The first factor in the equation is religion itself. I cannot help but be struck by religious sentiment more than sentiment of other types. From a religious perspective that is quite easy to explain, for is it not the hand of God at work? I guess everything is possible but in the meantime I wonder what else it could be. Perhaps it’s not so much the hand of God as it is the hand of man under the impression that he is serving God. Whether or not God is real, this state of consciousness indeed seems to be real and also seems to be able to produce fruits that are astonishing.
Then there is commerce. Commerce and religion, quite like sex and religion, seem to have always been an odd mix. The aim of commerce is to make sales fly. It has its ways for this, like trying to present a picture of happiness. Apparently happiness is something that attracts people and if happiness can be seen, then the sales numbers go up. Things become interesting when this idea becomes a business article of faith and is being applied uncritically. Like with medicine for example. I cannot help but laugh when I see people improbably happy on the front of a brochure that tells you how to deal with breast cancer, incontinence, erectile dysfunction or other fun things like that. I also always laugh when I see pictures of happy couples sitting in the park enjoying great moments together accompanying the terms of agreement that I get with a new phone. In the land of commerce though, people could not be happier than those that read the disclaimer of a chlamydia cream.
Finally there is commerce’s brother, mass production. Things become fun when they are being mass produced. This is even harder to explain than why I think religious imagery is funny. I can only say that it is true. When you are in the IKEA and everybody wants the exact same bed, claiming that “this is the one for us” there is just something funny about that. The more authentic and exclusive sometihing is made to look, the more funny it is probably too when it is mass produced.

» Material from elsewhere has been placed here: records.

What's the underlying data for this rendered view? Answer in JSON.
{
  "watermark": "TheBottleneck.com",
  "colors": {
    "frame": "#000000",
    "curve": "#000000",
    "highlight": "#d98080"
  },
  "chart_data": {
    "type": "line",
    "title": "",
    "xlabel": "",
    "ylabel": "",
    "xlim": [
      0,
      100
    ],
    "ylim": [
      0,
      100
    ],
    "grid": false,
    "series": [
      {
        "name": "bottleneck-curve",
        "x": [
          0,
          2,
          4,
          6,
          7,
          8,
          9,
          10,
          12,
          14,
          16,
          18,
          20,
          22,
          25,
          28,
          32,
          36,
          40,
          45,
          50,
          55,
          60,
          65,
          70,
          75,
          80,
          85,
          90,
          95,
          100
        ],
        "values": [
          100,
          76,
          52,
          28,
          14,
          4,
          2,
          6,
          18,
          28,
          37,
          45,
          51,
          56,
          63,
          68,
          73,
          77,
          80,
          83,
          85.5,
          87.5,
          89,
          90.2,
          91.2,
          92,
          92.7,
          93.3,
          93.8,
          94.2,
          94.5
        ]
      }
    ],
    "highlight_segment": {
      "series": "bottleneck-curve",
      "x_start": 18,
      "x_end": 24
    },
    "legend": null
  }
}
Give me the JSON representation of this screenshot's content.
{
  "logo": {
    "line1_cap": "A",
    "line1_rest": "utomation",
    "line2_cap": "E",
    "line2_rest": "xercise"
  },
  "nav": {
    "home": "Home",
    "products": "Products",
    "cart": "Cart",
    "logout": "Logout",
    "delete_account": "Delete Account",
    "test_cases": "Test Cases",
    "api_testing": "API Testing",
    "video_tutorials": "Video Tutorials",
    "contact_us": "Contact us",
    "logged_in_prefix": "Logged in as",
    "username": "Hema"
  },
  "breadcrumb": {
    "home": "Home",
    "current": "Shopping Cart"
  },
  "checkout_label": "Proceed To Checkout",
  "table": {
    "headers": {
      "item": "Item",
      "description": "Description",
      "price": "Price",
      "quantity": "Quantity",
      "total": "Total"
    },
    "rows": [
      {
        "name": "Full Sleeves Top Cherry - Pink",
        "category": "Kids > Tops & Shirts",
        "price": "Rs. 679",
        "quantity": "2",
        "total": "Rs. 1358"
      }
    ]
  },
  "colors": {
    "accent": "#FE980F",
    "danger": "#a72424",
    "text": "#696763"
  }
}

What then, when religion, something that people experience as most meaningful and personal, commerce, with the aim to do anything to sell as much of something as possible, and mass production, reducing everything to assembly line products thereby eliminating all exclusivity, meet? I would say it is a holy trinity. Commerce wants to make the believers believe that their mass produced products are exclusive and uniquely suited for their specific needs. It is probably this drama that is the core of my amusement.
There is maybe one last factor in all of this: me. I have tried to find Hare Krishna art that I thought was funny. I found plenty of Krishna art, but none that really made me laugh. That is because I can’t really understand those images. On two criteria I just mentioned: I am not very familiar with the religious vocabulary and I have no idea of how those products can commercially be best presented to ensure high sales rates. I’m sure that in their own way in the Far East, commerce is trying to sell popular religious artifacts in the same way as this is being tried here, but I am just not familiar enough with that communications system to understand it let alone think it’s funny, even though I’m sure it is. It is also probably why Jesus is without a doubt the chorus of this blog.